MPs want domestic work recognised as formal labour

Tororo District Woman MP Sarah Opendi. PHOTO/DAVID LUBOWA

What you need to know:

  • Rights activists have urged government to provide critical services like water access to ease workload burdening women.  

Legislators have embarked on the process of recognising domestic work in the formal sector saying “there is a lot of unpaid work which needs a reward.”

On Tuesday, Tororo District Woman Member of Parliament (MP) Sarah Opendi said “there has not been a national conversation on issue and how to address it.”

“We have embarked on the conversation so that government can find a solution and also recognise the importance care giving and domestic work,” she told journalists during the high level dialogue on unpaid care and domestic work in Kampala.

Opendi decried little or no pay for domestic workers amid heavy labour.

“As parliament, we had hope that we address this issue in the Employment Amendment Bill but it was not possible since it is still lying within parliament and the president’s office,” she said.

“As MPs, we want to task government to come up with a clear policy on this caregiving [domestic] work,” shew added.

On her part, the commissioner for gender and women affairs at the ministry of gender, Angela Nakafeero, said they aim to recognize the contribution of care givers to families, communities and the country at large.

“This takes different forms and for anything to be recognised we must have evidence so that we are  be able to measure what it means, contribution to the economy  and  factor that in the national development,” she explained.

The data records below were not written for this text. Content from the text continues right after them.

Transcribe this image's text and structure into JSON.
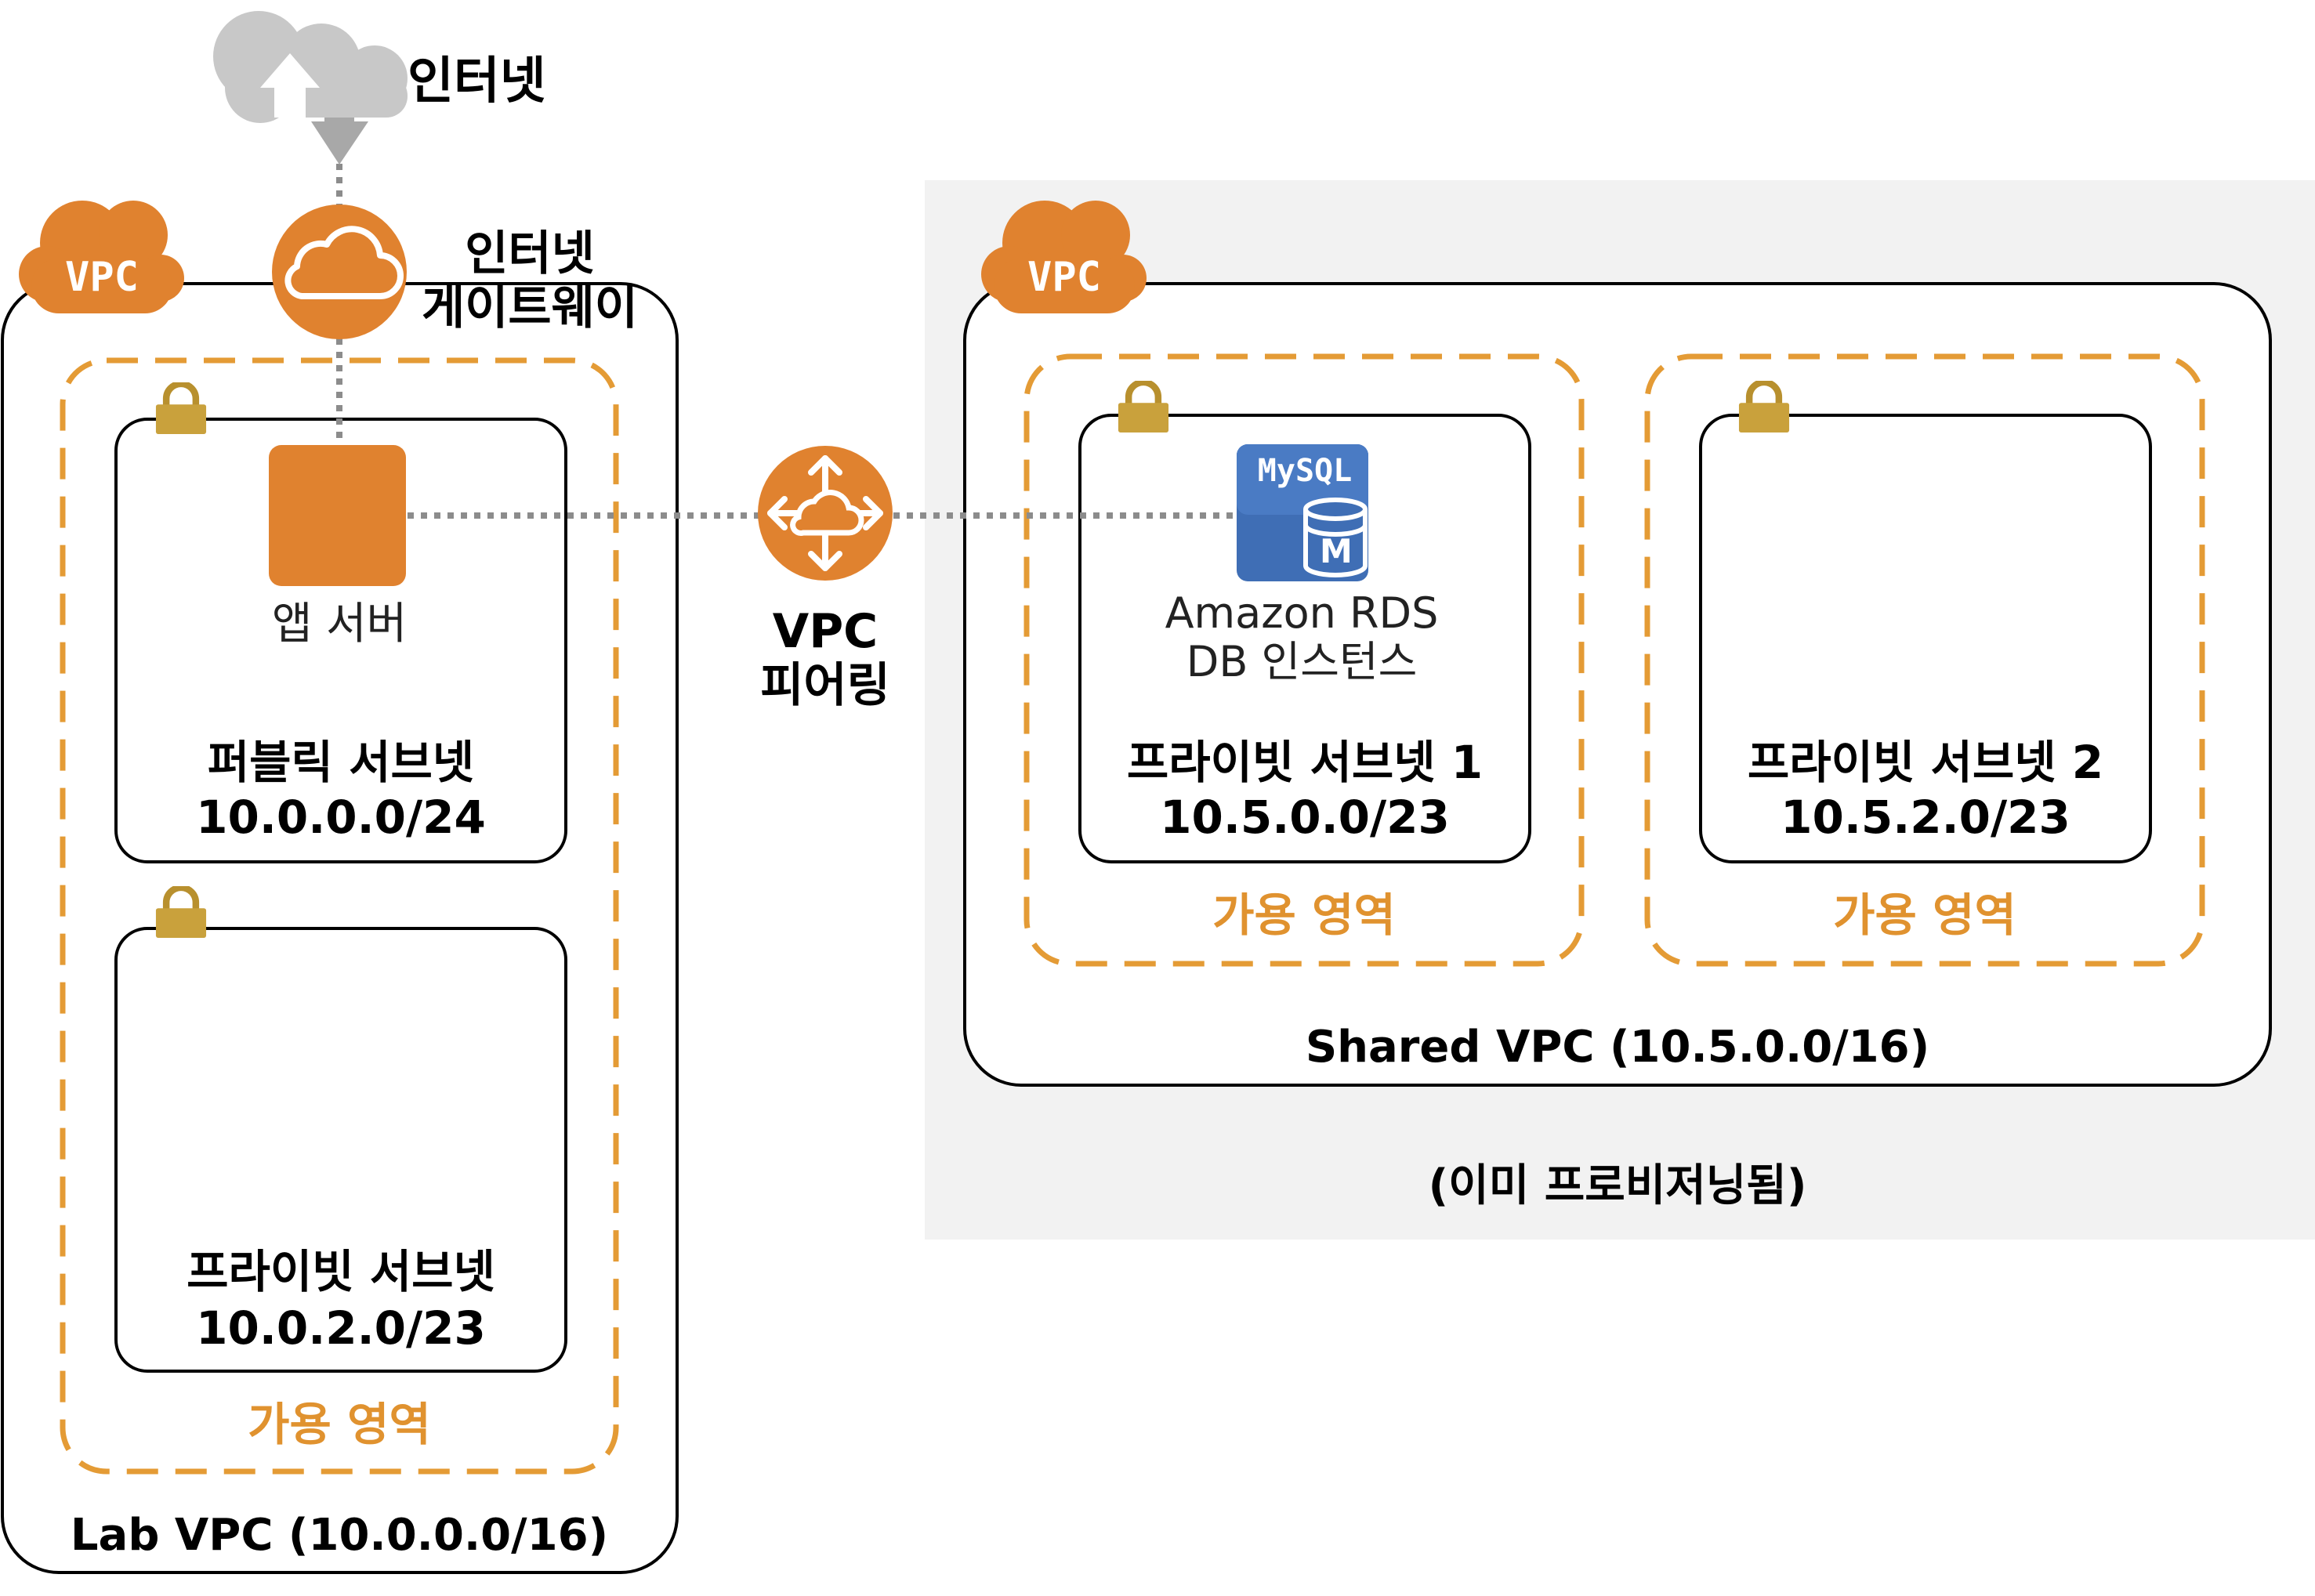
{
  "colors": {
    "accent_orange": "#E0822F",
    "az_border": "#E49B35",
    "lock_gold": "#C9A13C",
    "mysql_blue": "#3F6EB5",
    "shared_bg": "#F2F2F2",
    "cloud_gray": "#C8C8C8"
  },
  "internet": {
    "label": "인터넷",
    "icon": "cloud-upload-icon"
  },
  "igw": {
    "line1": "인터넷",
    "line2": "게이트웨이",
    "icon": "cloud-gateway-icon"
  },
  "lab_vpc": {
    "badge": "VPC",
    "label": "Lab VPC (10.0.0.0/16)",
    "az_label": "가용 영역",
    "public_subnet": {
      "name": "퍼블릭 서브넷",
      "cidr": "10.0.0.0/24"
    },
    "private_subnet": {
      "name": "프라이빗 서브넷",
      "cidr": "10.0.2.0/23"
    },
    "app_server": {
      "label": "앱 서버",
      "icon": "ec2-instance-icon"
    }
  },
  "peering": {
    "line1": "VPC",
    "line2": "피어링",
    "icon": "vpc-peering-router-icon"
  },
  "shared_vpc": {
    "badge": "VPC",
    "label": "Shared VPC (10.5.0.0/16)",
    "note": "(이미 프로비저닝됨)",
    "az1": {
      "label": "가용 영역",
      "subnet_name": "프라이빗 서브넷 1",
      "cidr": "10.5.0.0/23"
    },
    "az2": {
      "label": "가용 영역",
      "subnet_name": "프라이빗 서브넷 2",
      "cidr": "10.5.2.0/23"
    },
    "rds": {
      "icon_text": "MySQL",
      "icon_letter": "M",
      "line1": "Amazon RDS",
      "line2": "DB 인스턴스"
    }
  }
}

She also revealed that the gender ministry has started revising the Uganda gender policy, noting that it’s at cabinet level with more consultations needed.

“One of the vital issues which was discussed was on who pays the care giver. That question is at a point of reflection,” she added.

Nakafeero insisted that everyone is responsible to pay his or her caregivers.

Uganda Women's Network (UWONET) executive director Ritah Aciro backed their push for recognition of domestic work as formal labour saying: “Because it’s not recognized means it has no economic value and the burden falls more on women…thus they are kept in that domestic fear that denies them opportunities to participate in public affairs.”

She added: “This campaign for recognition and redistribution of care work is to enable care givers   to be recognised depending on their workload.”

Rights activists urged government to provide critical services like water access to ease workload burdening women.